• [Data extracted from a collection]
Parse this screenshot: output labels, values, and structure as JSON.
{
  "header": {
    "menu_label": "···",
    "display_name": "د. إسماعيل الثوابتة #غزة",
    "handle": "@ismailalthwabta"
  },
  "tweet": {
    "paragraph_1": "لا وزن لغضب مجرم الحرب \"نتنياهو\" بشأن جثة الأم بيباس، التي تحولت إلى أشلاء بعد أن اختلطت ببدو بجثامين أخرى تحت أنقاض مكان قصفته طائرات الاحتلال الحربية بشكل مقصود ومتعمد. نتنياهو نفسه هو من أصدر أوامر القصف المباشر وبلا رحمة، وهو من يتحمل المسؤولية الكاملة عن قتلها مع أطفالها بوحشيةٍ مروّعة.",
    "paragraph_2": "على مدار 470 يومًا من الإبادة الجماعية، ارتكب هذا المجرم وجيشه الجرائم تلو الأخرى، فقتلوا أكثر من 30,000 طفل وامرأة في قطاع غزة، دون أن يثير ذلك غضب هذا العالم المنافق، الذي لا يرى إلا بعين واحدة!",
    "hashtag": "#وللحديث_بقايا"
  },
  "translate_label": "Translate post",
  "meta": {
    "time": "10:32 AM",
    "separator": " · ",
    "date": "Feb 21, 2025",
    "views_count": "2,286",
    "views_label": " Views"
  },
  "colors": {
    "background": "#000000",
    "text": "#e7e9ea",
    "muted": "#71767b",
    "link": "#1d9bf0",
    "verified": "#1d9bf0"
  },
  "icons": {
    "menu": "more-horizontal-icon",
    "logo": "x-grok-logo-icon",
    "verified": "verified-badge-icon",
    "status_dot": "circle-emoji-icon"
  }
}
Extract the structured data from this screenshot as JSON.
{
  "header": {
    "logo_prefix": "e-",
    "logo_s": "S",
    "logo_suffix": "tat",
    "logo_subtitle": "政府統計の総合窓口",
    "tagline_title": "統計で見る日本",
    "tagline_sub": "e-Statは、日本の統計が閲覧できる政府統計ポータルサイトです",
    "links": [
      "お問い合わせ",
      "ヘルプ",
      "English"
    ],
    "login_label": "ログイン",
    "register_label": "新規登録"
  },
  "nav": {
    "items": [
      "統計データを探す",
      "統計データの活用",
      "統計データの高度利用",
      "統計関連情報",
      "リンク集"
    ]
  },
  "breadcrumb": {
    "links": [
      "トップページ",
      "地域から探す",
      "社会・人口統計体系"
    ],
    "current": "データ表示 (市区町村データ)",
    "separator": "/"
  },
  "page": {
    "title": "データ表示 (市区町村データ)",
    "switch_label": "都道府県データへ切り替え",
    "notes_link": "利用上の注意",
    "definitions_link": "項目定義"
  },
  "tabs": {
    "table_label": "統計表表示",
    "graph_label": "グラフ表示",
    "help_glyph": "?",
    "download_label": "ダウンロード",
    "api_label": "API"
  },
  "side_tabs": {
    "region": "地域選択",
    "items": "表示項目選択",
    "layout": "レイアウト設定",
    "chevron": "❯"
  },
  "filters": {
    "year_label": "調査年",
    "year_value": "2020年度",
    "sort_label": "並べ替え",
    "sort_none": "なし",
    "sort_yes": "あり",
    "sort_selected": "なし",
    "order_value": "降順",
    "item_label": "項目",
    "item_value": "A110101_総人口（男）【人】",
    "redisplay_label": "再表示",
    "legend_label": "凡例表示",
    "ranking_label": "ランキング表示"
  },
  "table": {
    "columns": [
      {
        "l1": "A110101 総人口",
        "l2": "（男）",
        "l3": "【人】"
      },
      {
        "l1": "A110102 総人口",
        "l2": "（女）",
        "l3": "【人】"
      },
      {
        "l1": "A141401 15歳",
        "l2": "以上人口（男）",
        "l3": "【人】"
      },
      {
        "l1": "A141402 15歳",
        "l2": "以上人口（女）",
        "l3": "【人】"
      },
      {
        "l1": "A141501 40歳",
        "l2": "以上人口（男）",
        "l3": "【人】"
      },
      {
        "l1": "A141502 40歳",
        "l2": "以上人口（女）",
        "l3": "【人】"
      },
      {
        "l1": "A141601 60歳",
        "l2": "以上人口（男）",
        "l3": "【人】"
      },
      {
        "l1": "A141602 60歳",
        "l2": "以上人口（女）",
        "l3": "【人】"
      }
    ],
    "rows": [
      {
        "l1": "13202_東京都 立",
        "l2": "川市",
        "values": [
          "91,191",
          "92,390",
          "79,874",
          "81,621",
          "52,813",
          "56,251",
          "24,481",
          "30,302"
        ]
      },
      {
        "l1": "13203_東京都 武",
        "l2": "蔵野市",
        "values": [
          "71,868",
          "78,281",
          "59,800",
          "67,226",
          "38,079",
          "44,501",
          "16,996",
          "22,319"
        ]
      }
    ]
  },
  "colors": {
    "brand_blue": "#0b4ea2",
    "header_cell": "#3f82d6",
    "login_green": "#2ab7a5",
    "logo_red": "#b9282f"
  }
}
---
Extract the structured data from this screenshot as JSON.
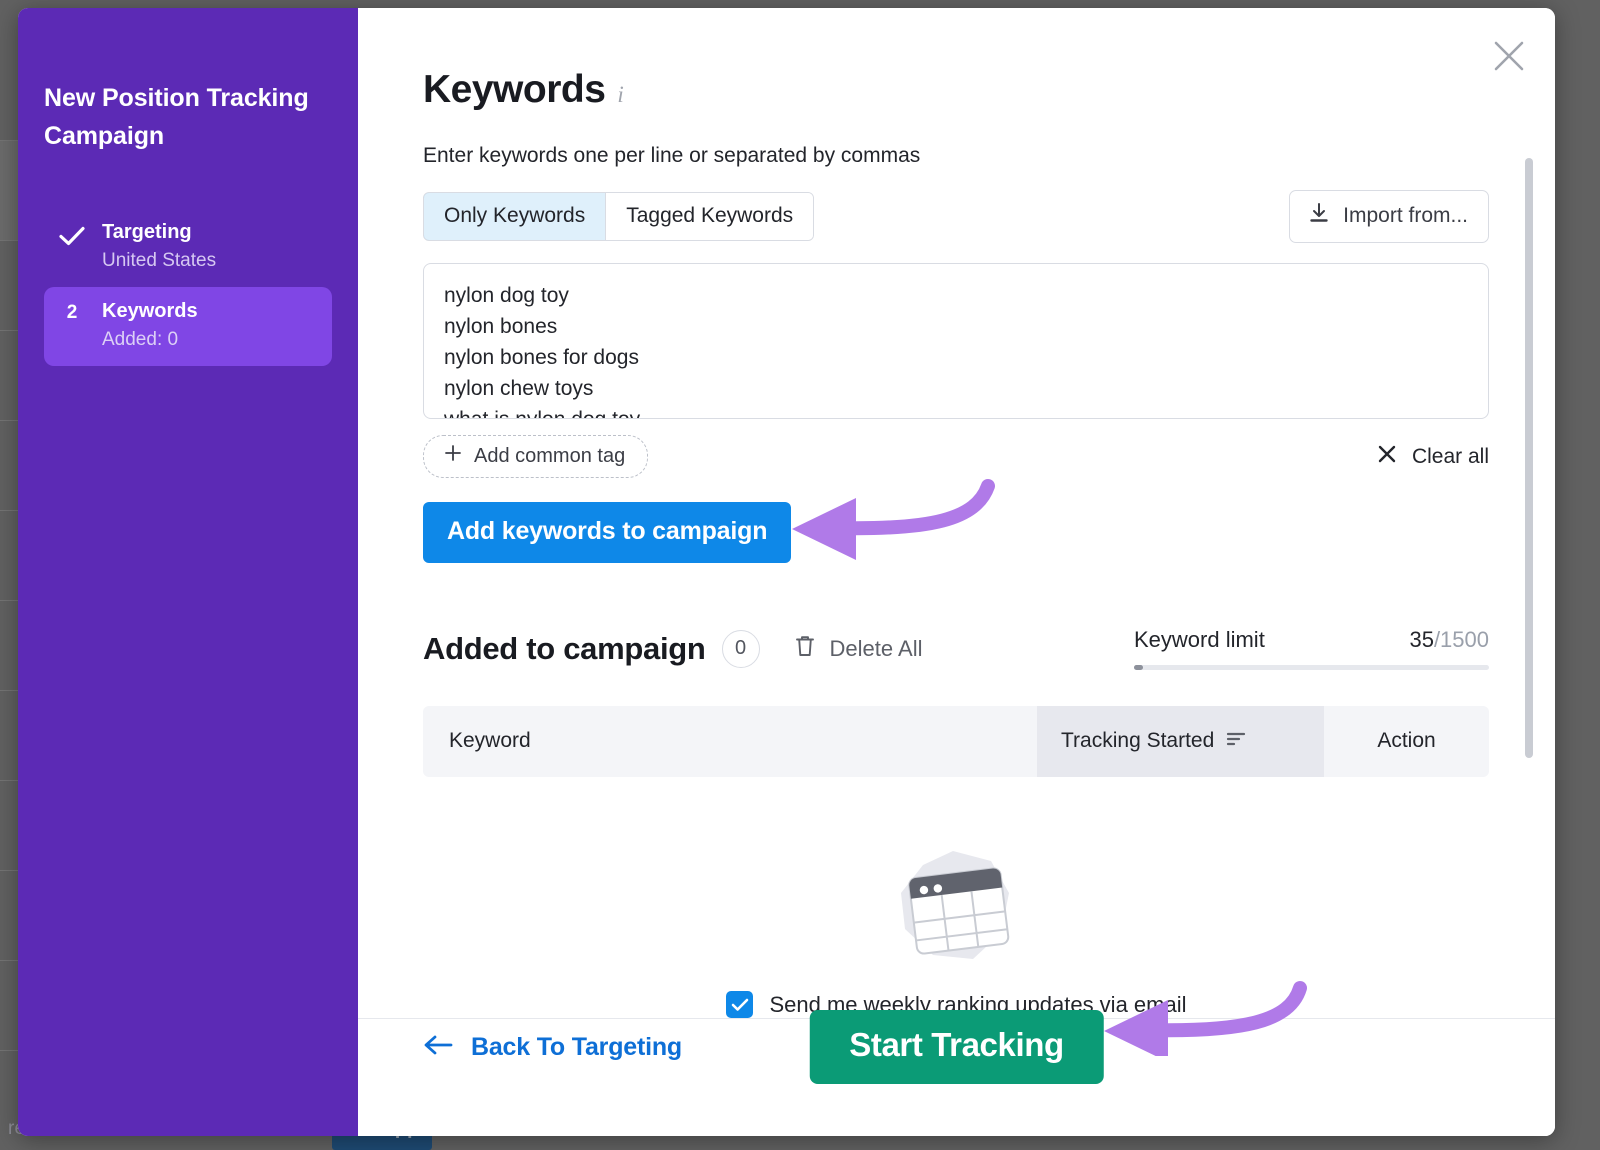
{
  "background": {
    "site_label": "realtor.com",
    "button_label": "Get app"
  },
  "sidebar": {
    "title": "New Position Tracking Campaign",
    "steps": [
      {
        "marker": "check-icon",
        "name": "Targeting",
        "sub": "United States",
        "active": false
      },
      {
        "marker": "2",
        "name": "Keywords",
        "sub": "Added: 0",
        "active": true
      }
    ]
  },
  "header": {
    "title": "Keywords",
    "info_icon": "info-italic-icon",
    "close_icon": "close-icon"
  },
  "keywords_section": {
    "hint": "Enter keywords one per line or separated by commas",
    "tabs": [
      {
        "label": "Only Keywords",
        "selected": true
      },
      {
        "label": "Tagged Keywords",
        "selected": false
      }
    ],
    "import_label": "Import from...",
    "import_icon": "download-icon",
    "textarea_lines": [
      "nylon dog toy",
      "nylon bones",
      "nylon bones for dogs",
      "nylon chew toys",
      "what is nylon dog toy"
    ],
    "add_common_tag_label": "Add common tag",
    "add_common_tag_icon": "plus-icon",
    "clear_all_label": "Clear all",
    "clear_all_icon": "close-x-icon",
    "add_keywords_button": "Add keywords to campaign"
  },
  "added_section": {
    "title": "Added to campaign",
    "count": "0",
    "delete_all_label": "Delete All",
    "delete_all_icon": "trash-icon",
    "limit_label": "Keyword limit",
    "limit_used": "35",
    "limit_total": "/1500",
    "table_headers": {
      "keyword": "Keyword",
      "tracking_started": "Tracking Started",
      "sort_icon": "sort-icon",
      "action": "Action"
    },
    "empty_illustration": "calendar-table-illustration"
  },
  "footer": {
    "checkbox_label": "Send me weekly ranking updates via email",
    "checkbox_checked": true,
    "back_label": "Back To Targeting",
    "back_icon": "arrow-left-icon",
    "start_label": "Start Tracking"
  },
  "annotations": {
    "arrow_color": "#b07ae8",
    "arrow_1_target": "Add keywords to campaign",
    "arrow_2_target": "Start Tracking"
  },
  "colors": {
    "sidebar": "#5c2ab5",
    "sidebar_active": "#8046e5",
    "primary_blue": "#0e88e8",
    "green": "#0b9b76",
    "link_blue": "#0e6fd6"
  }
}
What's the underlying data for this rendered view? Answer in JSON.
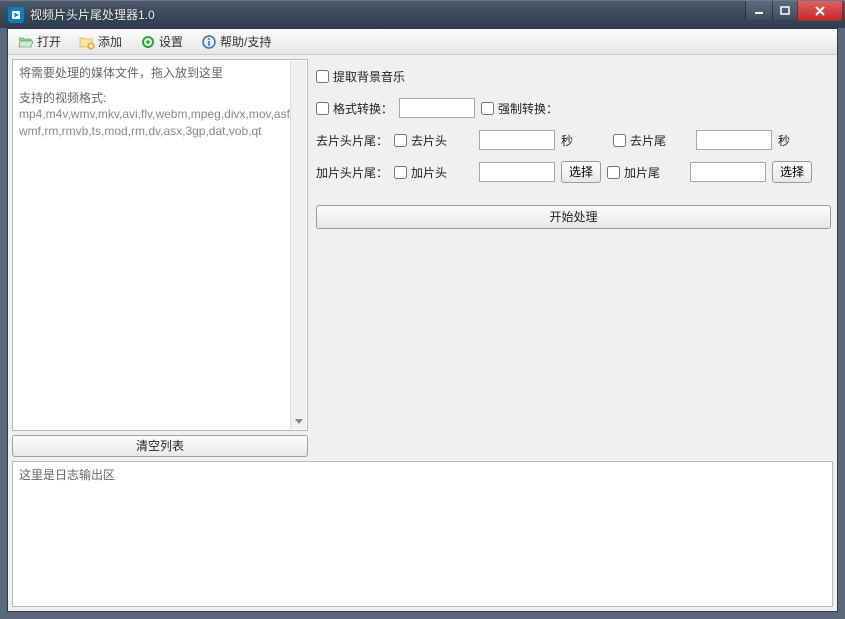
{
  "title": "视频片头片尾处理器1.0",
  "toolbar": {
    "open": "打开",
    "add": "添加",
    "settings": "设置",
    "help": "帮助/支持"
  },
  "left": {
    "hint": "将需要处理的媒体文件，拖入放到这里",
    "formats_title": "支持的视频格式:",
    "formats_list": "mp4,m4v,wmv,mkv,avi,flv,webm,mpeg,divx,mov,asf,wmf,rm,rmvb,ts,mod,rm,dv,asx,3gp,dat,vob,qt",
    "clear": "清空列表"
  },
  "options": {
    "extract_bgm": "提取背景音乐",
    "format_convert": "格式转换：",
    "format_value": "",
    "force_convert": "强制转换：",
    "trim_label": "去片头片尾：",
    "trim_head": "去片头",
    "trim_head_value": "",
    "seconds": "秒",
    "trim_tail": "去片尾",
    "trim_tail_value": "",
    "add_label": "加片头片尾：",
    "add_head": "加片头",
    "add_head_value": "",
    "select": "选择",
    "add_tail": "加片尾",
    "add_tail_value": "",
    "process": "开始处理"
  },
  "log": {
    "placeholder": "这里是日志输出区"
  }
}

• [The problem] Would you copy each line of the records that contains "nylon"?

• [Result]
      "nylon dog toy",
      "nylon bones",
      "nylon bones for dogs",
      "nylon chew toys",
      "what is nylon dog toy"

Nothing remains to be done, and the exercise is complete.